In his 1985 treatment of Sparganium, Chris Brayshaw published three new combinations in Sparganium angustifolium. He treated Sparganium emersum as a subspecies of Sparganium angustifolium. In turn, he treated Sparganium chloropetalum as a variety of S. angustifolium subsp. emersum, and S. multipedunculatum as a variety of S. angustifolium subsp. angustifolium. Cook & Nicholls (1986) recognized Sparganium angustifolium and S. emersum as two distinct species and synonymized S. multipedunculatum with S. angustifolium and S. chlorocarpum with S. emersum. Whilst Flora of North America and Crow & Hellquist (2000) followed Cook & Nicholls' treatment, Brayshaw (2000) follows his original 1985 treatment of a single species with two subspecies and four varieties. Kartesz (1999) reduced all four taxa into S. angustifolium and listed Chris Brayshaw's subspecies and varieties as mere synonyms. Consequently, Sparganium emersum got completely lost from North America in Kartesz' "Synthesis". In my opinion, Sparganium angustifolium and S. emersum are two distinct species and it was a mistake that Brayshaw (2000) and Kartesz (1999) did not follow the Sparganium treatment by Cook and Nicholls (1986).

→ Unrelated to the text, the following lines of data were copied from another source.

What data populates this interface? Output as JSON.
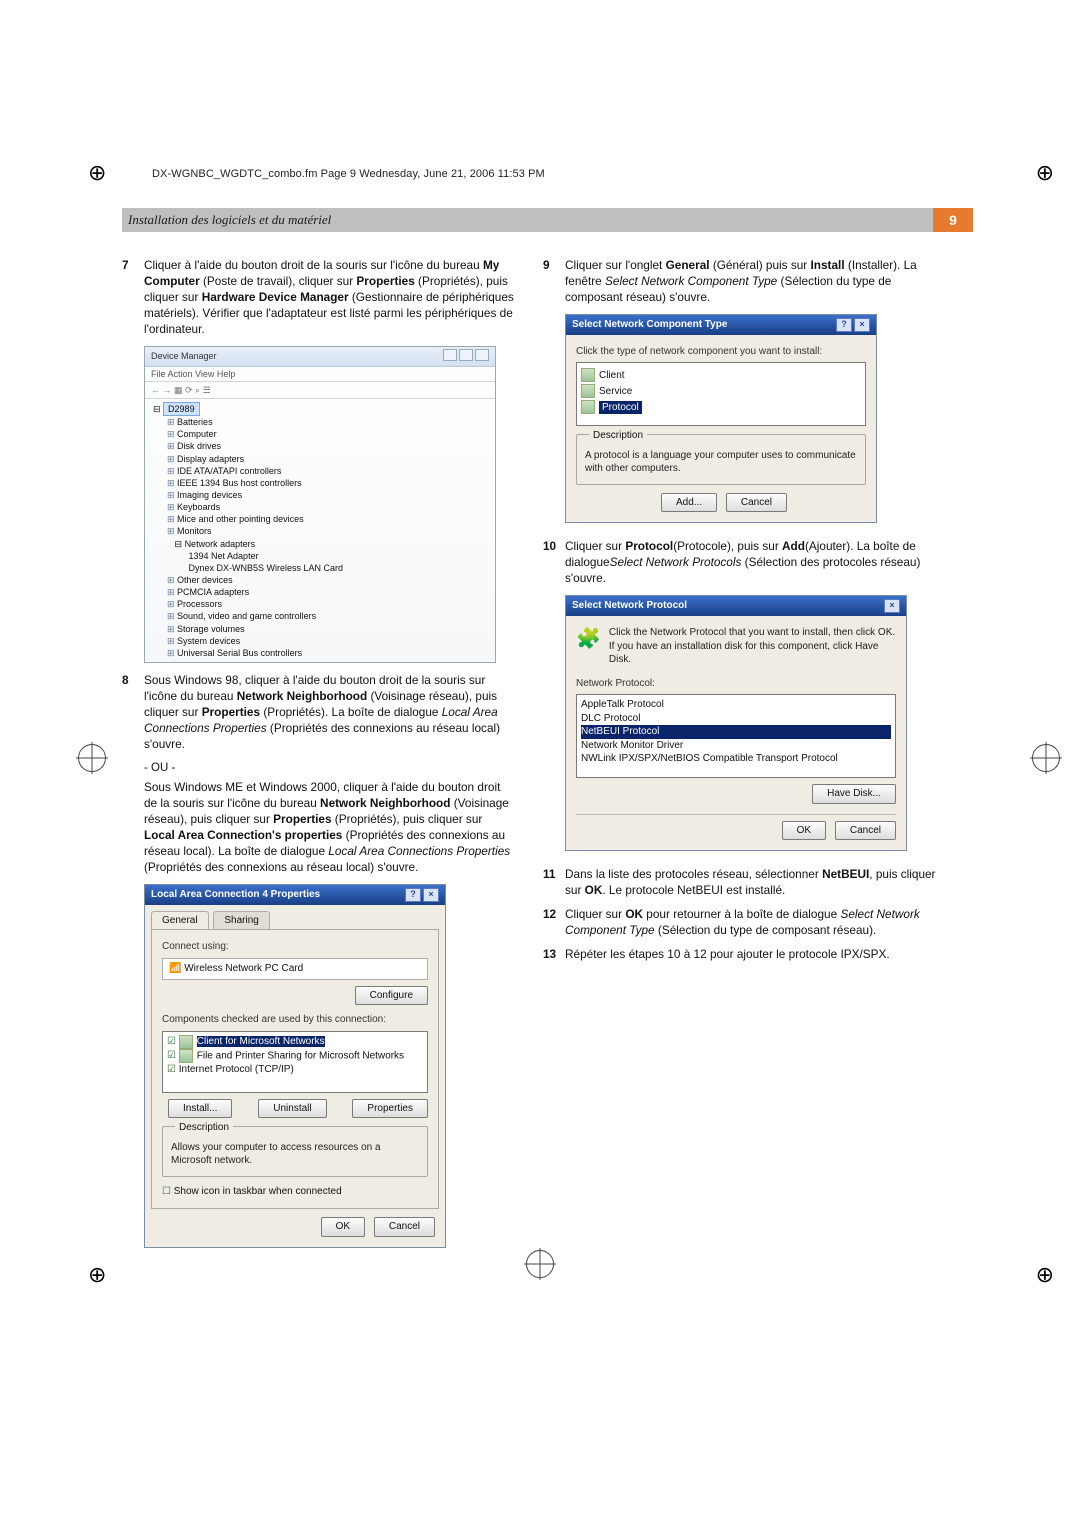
{
  "running_head": "DX-WGNBC_WGDTC_combo.fm  Page 9  Wednesday, June 21, 2006  11:53 PM",
  "section_title": "Installation des logiciels et du matériel",
  "page_number": "9",
  "left": {
    "step7": {
      "num": "7",
      "text_a": "Cliquer à l'aide du bouton droit de la souris sur l'icône du bureau ",
      "b1": "My Computer",
      "text_b": " (Poste de travail), cliquer sur ",
      "b2": "Properties",
      "text_c": " (Propriétés), puis cliquer sur ",
      "b3": "Hardware Device Manager",
      "text_d": " (Gestionnaire de périphériques matériels). Vérifier que l'adaptateur est listé parmi les périphériques de l'ordinateur."
    },
    "devmgr": {
      "title": "Device Manager",
      "menu": "File    Action    View    Help",
      "tools": "←  →   ▦   ⟳   ⌕   ☰",
      "root": "D2989",
      "items": [
        "Batteries",
        "Computer",
        "Disk drives",
        "Display adapters",
        "IDE ATA/ATAPI controllers",
        "IEEE 1394 Bus host controllers",
        "Imaging devices",
        "Keyboards",
        "Mice and other pointing devices",
        "Monitors"
      ],
      "net_label": "Network adapters",
      "net_sub1": "1394 Net Adapter",
      "net_sub2": "Dynex DX-WNB5S Wireless LAN Card",
      "items2": [
        "Other devices",
        "PCMCIA adapters",
        "Processors",
        "Sound, video and game controllers",
        "Storage volumes",
        "System devices",
        "Universal Serial Bus controllers"
      ]
    },
    "step8": {
      "num": "8",
      "text_a": "Sous Windows 98, cliquer à l'aide du bouton droit de la souris sur l'icône du bureau ",
      "b1": "Network Neighborhood",
      "text_b": " (Voisinage réseau), puis cliquer sur ",
      "b2": "Properties",
      "text_c": " (Propriétés). La boîte de dialogue ",
      "i1": "Local Area Connections Properties",
      "text_d": " (Propriétés des connexions au réseau local) s'ouvre."
    },
    "or_text": "- OU -",
    "step8b": {
      "text_a": "Sous Windows ME et Windows 2000, cliquer à l'aide du bouton droit de la souris sur l'icône du bureau ",
      "b1": "Network Neighborhood",
      "text_b": " (Voisinage réseau), puis cliquer sur ",
      "b2": "Properties",
      "text_c": " (Propriétés), puis cliquer sur ",
      "b3": "Local Area Connection's properties",
      "text_d": " (Propriétés des connexions au réseau local). La boîte de dialogue ",
      "i1": "Local Area Connections Properties",
      "text_e": " (Propriétés des connexions au réseau local) s'ouvre."
    },
    "lacp": {
      "title": "Local Area Connection 4 Properties",
      "tab1": "General",
      "tab2": "Sharing",
      "connect_using": "Connect using:",
      "adapter": "Wireless Network PC Card",
      "configure": "Configure",
      "components_label": "Components checked are used by this connection:",
      "comp1": "Client for Microsoft Networks",
      "comp2": "File and Printer Sharing for Microsoft Networks",
      "comp3": "Internet Protocol (TCP/IP)",
      "install": "Install...",
      "uninstall": "Uninstall",
      "properties": "Properties",
      "desc_label": "Description",
      "desc_text": "Allows your computer to access resources on a Microsoft network.",
      "show_icon": "Show icon in taskbar when connected",
      "ok": "OK",
      "cancel": "Cancel"
    }
  },
  "right": {
    "step9": {
      "num": "9",
      "text_a": "Cliquer sur l'onglet ",
      "b1": "General",
      "text_b": " (Général) puis sur ",
      "b2": "Install",
      "text_c": " (Installer). La fenêtre ",
      "i1": "Select Network Component Type",
      "text_d": " (Sélection du type de composant réseau) s'ouvre."
    },
    "snct": {
      "title": "Select Network Component Type",
      "prompt": "Click the type of network component you want to install:",
      "opt1": "Client",
      "opt2": "Service",
      "opt3": "Protocol",
      "desc_label": "Description",
      "desc_text": "A protocol is a language your computer uses to communicate with other computers.",
      "add": "Add...",
      "cancel": "Cancel"
    },
    "step10": {
      "num": "10",
      "text_a": "Cliquer sur ",
      "b1": "Protocol",
      "text_b": "(Protocole), puis sur ",
      "b2": "Add",
      "text_c": "(Ajouter). La boîte de dialogue",
      "i1": "Select Network Protocols",
      "text_d": " (Sélection des protocoles réseau) s'ouvre."
    },
    "snp": {
      "title": "Select Network Protocol",
      "instr": "Click the Network Protocol that you want to install, then click OK. If you have an installation disk for this component, click Have Disk.",
      "list_label": "Network Protocol:",
      "p1": "AppleTalk Protocol",
      "p2": "DLC Protocol",
      "p3": "NetBEUI Protocol",
      "p4": "Network Monitor Driver",
      "p5": "NWLink IPX/SPX/NetBIOS Compatible Transport Protocol",
      "have_disk": "Have Disk...",
      "ok": "OK",
      "cancel": "Cancel"
    },
    "step11": {
      "num": "11",
      "text_a": "Dans la liste des protocoles réseau, sélectionner ",
      "b1": "NetBEUI",
      "text_b": ", puis cliquer sur ",
      "b2": "OK",
      "text_c": ". Le protocole NetBEUI est installé."
    },
    "step12": {
      "num": "12",
      "text_a": "Cliquer sur ",
      "b1": "OK",
      "text_b": " pour retourner à la boîte de dialogue ",
      "i1": "Select Network Component Type",
      "text_c": " (Sélection du type de composant réseau)."
    },
    "step13": {
      "num": "13",
      "text": "Répéter les étapes 10 à 12 pour ajouter le protocole IPX/SPX."
    }
  }
}
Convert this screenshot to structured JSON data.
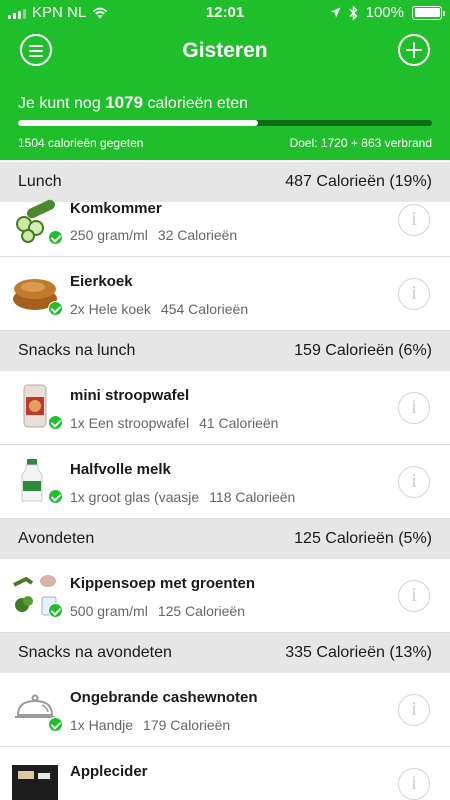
{
  "status_bar": {
    "carrier": "KPN NL",
    "time": "12:01",
    "battery": "100%",
    "battery_level": 1.0
  },
  "header": {
    "title": "Gisteren",
    "budget_prefix": "Je kunt nog",
    "budget_value": "1079",
    "budget_suffix": "calorieën eten",
    "progress": 0.58,
    "eaten": "1504 calorieën gegeten",
    "goal": "Doel: 1720 + 863 verbrand",
    "menu_icon": "menu-icon",
    "add_icon": "add-icon",
    "accent": "#1fbf2b"
  },
  "meals": [
    {
      "name": "Lunch",
      "total": "487 Calorieën (19%)",
      "items": [
        {
          "name": "Komkommer",
          "portion": "250 gram/ml",
          "calories": "32 Calorieën",
          "icon": "cucumber-icon"
        },
        {
          "name": "Eierkoek",
          "portion": "2x Hele koek",
          "calories": "454 Calorieën",
          "icon": "cake-icon"
        }
      ]
    },
    {
      "name": "Snacks na lunch",
      "total": "159 Calorieën (6%)",
      "items": [
        {
          "name": "mini stroopwafel",
          "portion": "1x  Een stroopwafel",
          "calories": "41 Calorieën",
          "icon": "stroopwafel-icon"
        },
        {
          "name": "Halfvolle melk",
          "portion": "1x groot glas (vaasje",
          "calories": "118 Calorieën",
          "icon": "milk-icon"
        }
      ]
    },
    {
      "name": "Avondeten",
      "total": "125 Calorieën (5%)",
      "items": [
        {
          "name": "Kippensoep met groenten",
          "portion": "500 gram/ml",
          "calories": "125 Calorieën",
          "icon": "soup-icon"
        }
      ]
    },
    {
      "name": "Snacks na avondeten",
      "total": "335 Calorieën (13%)",
      "items": [
        {
          "name": "Ongebrande cashewnoten",
          "portion": "1x Handje",
          "calories": "179 Calorieën",
          "icon": "placeholder-food-icon"
        },
        {
          "name": "Applecider",
          "portion": "",
          "calories": "",
          "icon": "bottle-icon"
        }
      ]
    }
  ]
}
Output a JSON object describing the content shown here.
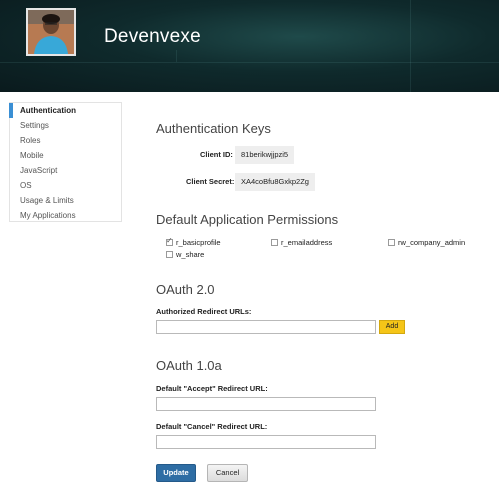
{
  "header": {
    "app_name": "Devenvexe",
    "avatar_icon": "user-avatar-photo"
  },
  "sidebar": {
    "items": [
      {
        "label": "Authentication",
        "active": true
      },
      {
        "label": "Settings",
        "active": false
      },
      {
        "label": "Roles",
        "active": false
      },
      {
        "label": "Mobile",
        "active": false
      },
      {
        "label": "JavaScript",
        "active": false
      },
      {
        "label": "OS",
        "active": false
      },
      {
        "label": "Usage & Limits",
        "active": false
      },
      {
        "label": "My Applications",
        "active": false
      }
    ],
    "accent_color": "#3a8fd4"
  },
  "auth_keys": {
    "title": "Authentication Keys",
    "client_id_label": "Client ID:",
    "client_id_value": "81berikwjjpzi5",
    "client_secret_label": "Client Secret:",
    "client_secret_value": "XA4coBfu8Gxkp2Zg"
  },
  "permissions": {
    "title": "Default Application Permissions",
    "items": [
      {
        "label": "r_basicprofile",
        "checked": true
      },
      {
        "label": "r_emailaddress",
        "checked": false
      },
      {
        "label": "rw_company_admin",
        "checked": false
      },
      {
        "label": "w_share",
        "checked": false
      }
    ]
  },
  "oauth2": {
    "title": "OAuth 2.0",
    "redirect_label": "Authorized Redirect URLs:",
    "redirect_value": "",
    "add_label": "Add"
  },
  "oauth1": {
    "title": "OAuth 1.0a",
    "accept_label": "Default \"Accept\" Redirect URL:",
    "accept_value": "",
    "cancel_label": "Default \"Cancel\" Redirect URL:",
    "cancel_value": ""
  },
  "actions": {
    "update_label": "Update",
    "cancel_label": "Cancel",
    "update_color": "#2e6da4",
    "add_color": "#f5c518"
  }
}
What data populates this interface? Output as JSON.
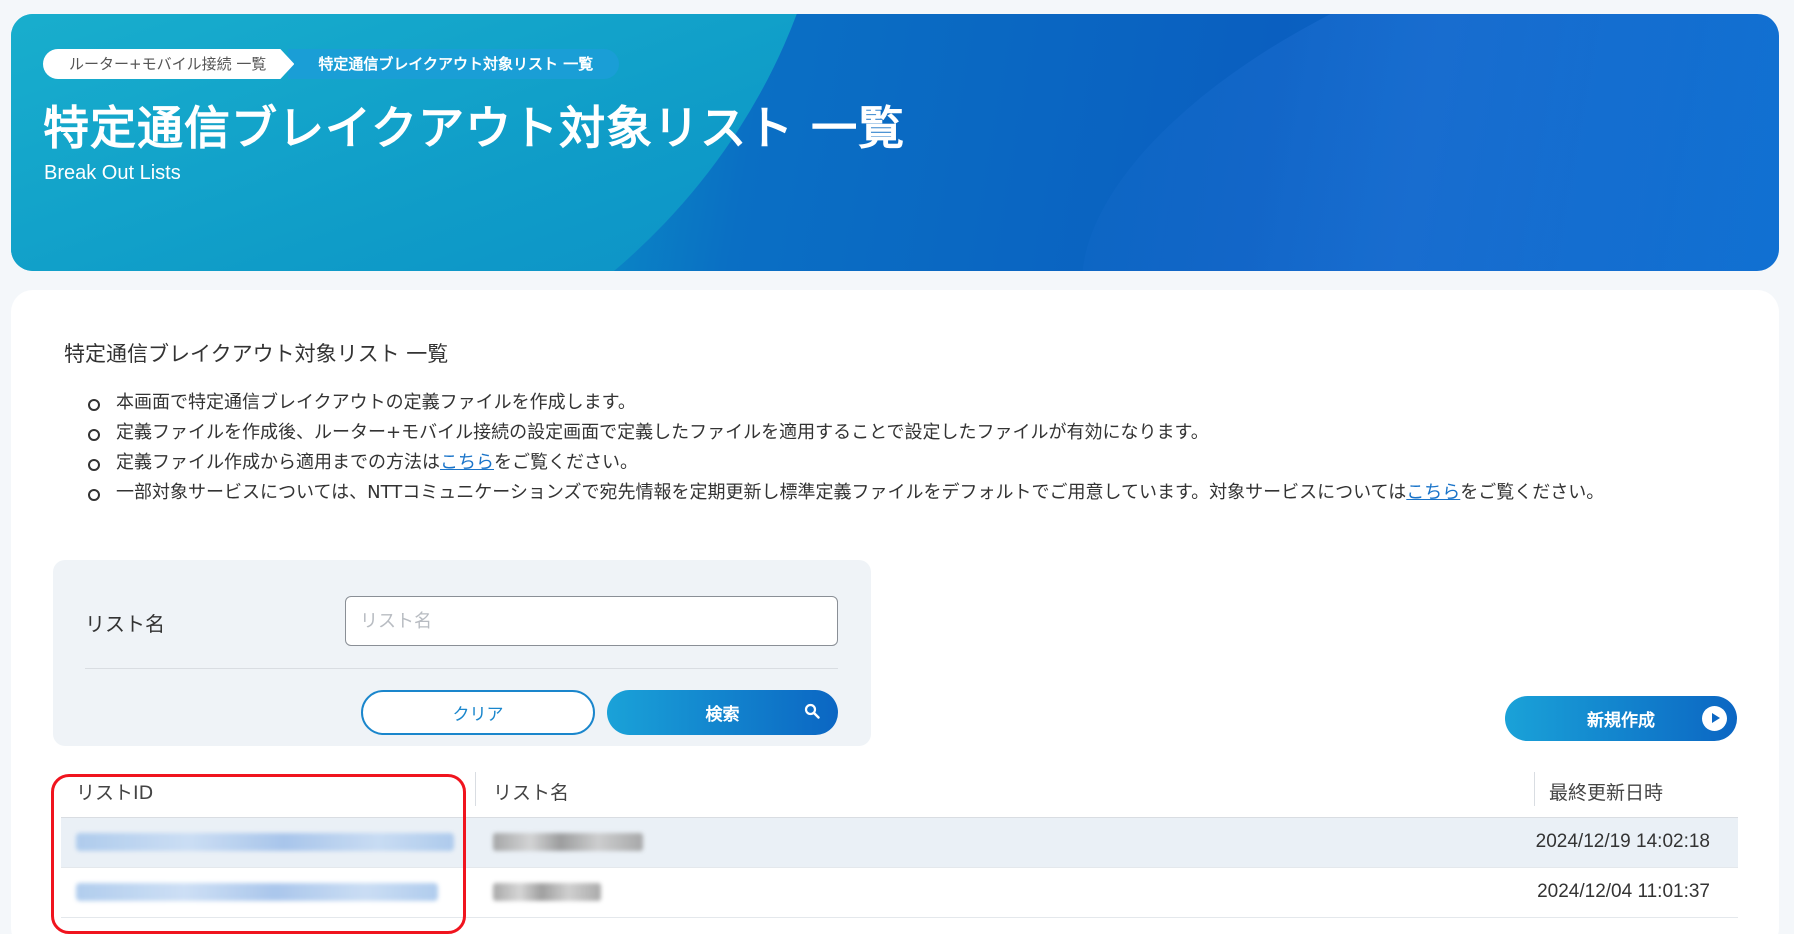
{
  "header": {
    "breadcrumbs": [
      "ルーター+モバイル接続 一覧",
      "特定通信ブレイクアウト対象リスト 一覧"
    ],
    "title": "特定通信ブレイクアウト対象リスト 一覧",
    "subtitle": "Break Out Lists"
  },
  "main": {
    "section_title": "特定通信ブレイクアウト対象リスト 一覧",
    "notes": [
      {
        "before": "本画面で特定通信ブレイクアウトの定義ファイルを作成します。",
        "link": "",
        "after": ""
      },
      {
        "before": "定義ファイルを作成後、ルーター+モバイル接続の設定画面で定義したファイルを適用することで設定したファイルが有効になります。",
        "link": "",
        "after": ""
      },
      {
        "before": "定義ファイル作成から適用までの方法は",
        "link": "こちら",
        "after": "をご覧ください。"
      },
      {
        "before": "一部対象サービスについては、NTTコミュニケーションズで宛先情報を定期更新し標準定義ファイルをデフォルトでご用意しています。対象サービスについては",
        "link": "こちら",
        "after": "をご覧ください。"
      }
    ]
  },
  "search": {
    "label": "リスト名",
    "placeholder": "リスト名",
    "value": "",
    "clear_label": "クリア",
    "search_label": "検索"
  },
  "actions": {
    "new_label": "新規作成"
  },
  "table": {
    "columns": [
      "リストID",
      "リスト名",
      "最終更新日時"
    ],
    "rows": [
      {
        "updated": "2024/12/19 14:02:18"
      },
      {
        "updated": "2024/12/04 11:01:37"
      }
    ]
  },
  "colors": {
    "accent": "#0b66c3",
    "link": "#1a74c9",
    "highlight": "#f0141e"
  }
}
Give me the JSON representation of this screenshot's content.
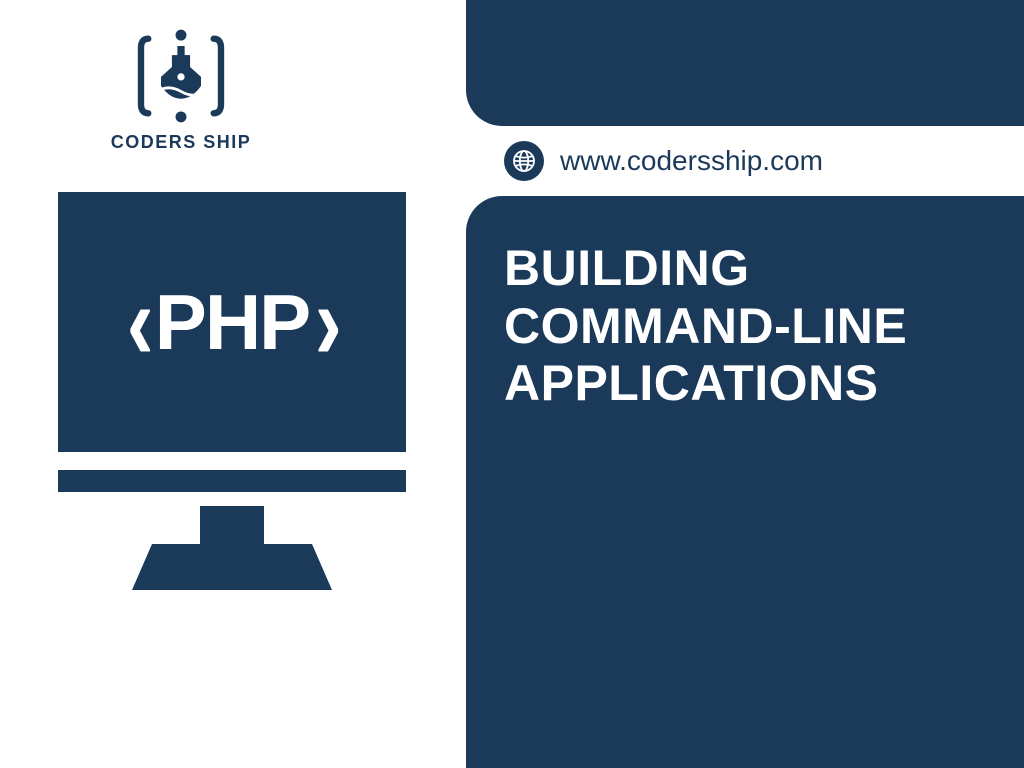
{
  "colors": {
    "brand": "#1b3a5a",
    "text_on_dark": "#ffffff"
  },
  "logo": {
    "label": "CODERS SHIP",
    "icon_name": "ship-in-braces"
  },
  "website": {
    "url": "www.codersship.com",
    "icon_name": "globe-icon"
  },
  "illustration": {
    "tag_left": "‹",
    "tag_text": "PHP",
    "tag_right": "›",
    "device": "desktop-monitor"
  },
  "headline": {
    "line1": "BUILDING",
    "line2": "COMMAND-LINE",
    "line3": "APPLICATIONS"
  }
}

Chris Brayshaw has an enviable gift of being able to do his own botanical illustrations. It is a great asset when a botanist can transform his ideas into precise botanical illustrations, and Chris Brayshaw's illustrations belong to the best in its class.
The Royal British Columbia Museum has to be commended for publishing this treatment. I liked the return to the format close to the B.C. Provincial Museum's favourite "Handbook" format (although these new "Handbooks" are few inches larger than the original Handbooks and the assignment to any series has been dropped). It is a pity that the manuscript was not more carefully edited and reviewed by a plant taxonomist to avoid misspellings such as "stiff-leafed" and other "-leafed" pondweeds (I have never dreamt about having to correct Chris Brayshaw's English!), citing Triglochin debilis (M.E.Jones) Love and Love as a synonym of one species and its basionym T. maritima var. debilis M.E. Jones as a synonym of another species, etc. In spite of these shortcomings, Chris Brayshaw's book is a significant contribution to the knowledge of aquatic monocots in British Columbia and the Pacific Northwest.